[Page and application data records]:
==============================
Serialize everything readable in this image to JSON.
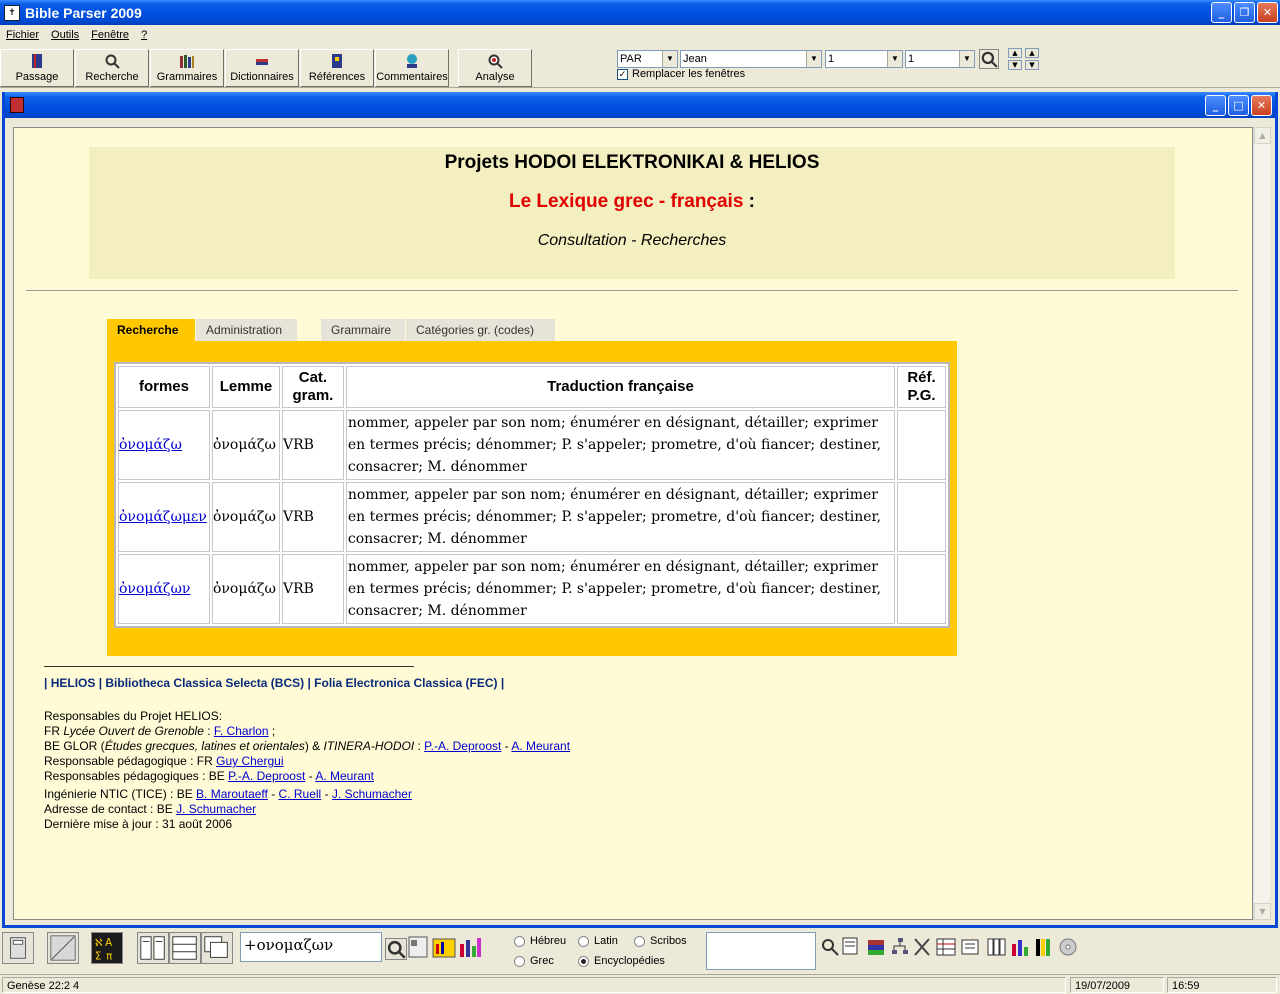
{
  "window": {
    "title": "Bible Parser 2009"
  },
  "menu": [
    "Fichier",
    "Outils",
    "Fenêtre",
    "?"
  ],
  "toolbar": {
    "buttons": [
      "Passage",
      "Recherche",
      "Grammaires",
      "Dictionnaires",
      "Références",
      "Commentaires",
      "Analyse"
    ],
    "version": "PAR",
    "book": "Jean",
    "chapter": "1",
    "verse": "1",
    "replace_windows_label": "Remplacer les fenêtres",
    "replace_windows_checked": true
  },
  "page": {
    "title": "Projets HODOI ELEKTRONIKAI & HELIOS",
    "subtitle_red": "Le Lexique grec - français",
    "subtitle_tail": " :",
    "consultation": "Consultation - Recherches",
    "tabs": [
      "Recherche",
      "Administration",
      "Grammaire",
      "Catégories gr. (codes)"
    ],
    "active_tab": "Recherche",
    "table": {
      "headers": {
        "formes": "formes",
        "lemme": "Lemme",
        "cat": "Cat.\ngram.",
        "trad": "Traduction française",
        "ref": "Réf.\nP.G."
      },
      "rows": [
        {
          "forme": "ὀνομάζω",
          "lemme": "ὀνομάζω",
          "cat": "VRB",
          "trad": "nommer, appeler par son nom; énumérer en désignant, détailler; exprimer en termes précis; dénommer; P. s'appeler; prometre, d'où fiancer; destiner, consacrer; M. dénommer",
          "ref": ""
        },
        {
          "forme": "ὀνομάζωμεν",
          "lemme": "ὀνομάζω",
          "cat": "VRB",
          "trad": "nommer, appeler par son nom; énumérer en désignant, détailler; exprimer en termes précis; dénommer; P. s'appeler; prometre, d'où fiancer; destiner, consacrer; M. dénommer",
          "ref": ""
        },
        {
          "forme": "ὀνομάζων",
          "lemme": "ὀνομάζω",
          "cat": "VRB",
          "trad": "nommer, appeler par son nom; énumérer en désignant, détailler; exprimer en termes précis; dénommer; P. s'appeler; prometre, d'où fiancer; destiner, consacrer; M. dénommer",
          "ref": ""
        }
      ]
    },
    "footer": {
      "links_line": "| HELIOS | Bibliotheca Classica Selecta (BCS) | Folia Electronica Classica (FEC) |",
      "resp_title": "Responsables du Projet HELIOS:",
      "fr_prefix": "FR ",
      "fr_italic": "Lycée Ouvert de Grenoble",
      "fr_sep": " : ",
      "fr_link": "F. Charlon",
      "fr_tail": " ;",
      "be_prefix": "BE GLOR (",
      "be_italic": "Études grecques, latines et orientales",
      "be_mid": ") & ",
      "be_italic2": "ITINERA-HODOI",
      "be_sep": " : ",
      "be_link1": "P.-A. Deproost",
      "be_dash": " - ",
      "be_link2": "A. Meurant",
      "ped_prefix": "Responsable pédagogique : FR ",
      "ped_link": "Guy Chergui",
      "peds_prefix": "Responsables pédagogiques : BE ",
      "peds_link1": "P.-A. Deproost",
      "peds_dash": " - ",
      "peds_link2": "A. Meurant",
      "ntic_prefix": "Ingénierie NTIC (TICE) : BE ",
      "ntic_link1": "B. Maroutaeff",
      "ntic_dash1": " - ",
      "ntic_link2": "C. Ruell",
      "ntic_dash2": " - ",
      "ntic_link3": "J. Schumacher",
      "contact_prefix": "Adresse de contact : BE ",
      "contact_link": "J. Schumacher",
      "updated": "Dernière mise à jour : 31 août 2006"
    }
  },
  "bottom": {
    "search_value": "+ονομαζων",
    "languages": [
      {
        "label": "Hébreu",
        "selected": false
      },
      {
        "label": "Latin",
        "selected": false
      },
      {
        "label": "Scribos",
        "selected": false
      },
      {
        "label": "Grec",
        "selected": false
      },
      {
        "label": "Encyclopédies",
        "selected": true
      }
    ]
  },
  "status": {
    "reference": "Genèse 22:2  4",
    "date": "19/07/2009",
    "time": "16:59"
  }
}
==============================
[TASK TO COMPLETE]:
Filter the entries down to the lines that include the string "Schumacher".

[EXERCISE ANSWER]:
      "ntic_link3": "J. Schumacher",
      "contact_link": "J. Schumacher",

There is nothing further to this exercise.